(Data records for software interfaces)
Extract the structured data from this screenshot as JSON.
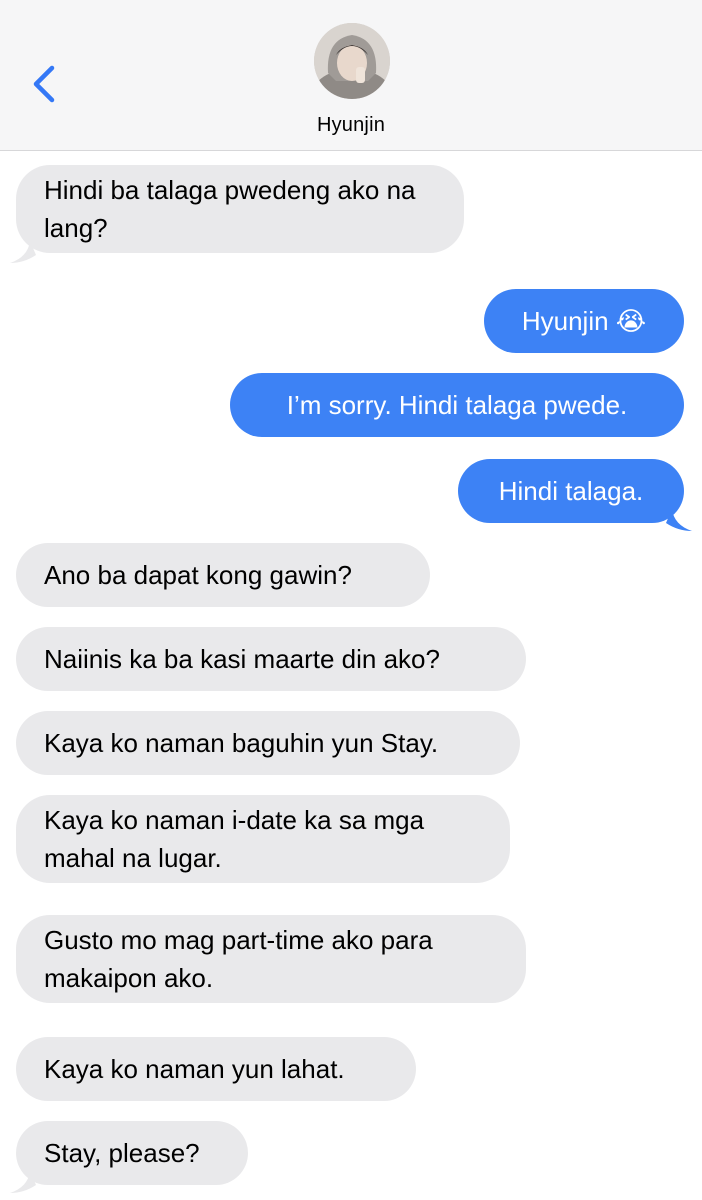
{
  "header": {
    "contact_name": "Hyunjin",
    "back_icon": "chevron-left-icon",
    "avatar": "contact-photo"
  },
  "colors": {
    "incoming_bubble": "#e9e9eb",
    "outgoing_bubble": "#3d82f5",
    "accent": "#3478f6",
    "header_bg": "#f6f6f7"
  },
  "messages": [
    {
      "direction": "incoming",
      "text": "Hindi ba talaga pwedeng ako na lang?"
    },
    {
      "direction": "outgoing",
      "text": "Hyunjin 😭"
    },
    {
      "direction": "outgoing",
      "text": "I’m sorry. Hindi talaga pwede."
    },
    {
      "direction": "outgoing",
      "text": "Hindi talaga."
    },
    {
      "direction": "incoming",
      "text": "Ano ba dapat kong gawin?"
    },
    {
      "direction": "incoming",
      "text": "Naiinis ka ba kasi maarte din ako?"
    },
    {
      "direction": "incoming",
      "text": "Kaya ko naman baguhin yun Stay."
    },
    {
      "direction": "incoming",
      "text": "Kaya ko naman i-date ka sa mga mahal na lugar."
    },
    {
      "direction": "incoming",
      "text": "Gusto mo mag part-time ako para makaipon ako."
    },
    {
      "direction": "incoming",
      "text": "Kaya ko naman yun lahat."
    },
    {
      "direction": "incoming",
      "text": "Stay, please?"
    }
  ]
}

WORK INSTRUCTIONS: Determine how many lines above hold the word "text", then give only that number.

OUTPUT FOR THIS EXERCISE: 11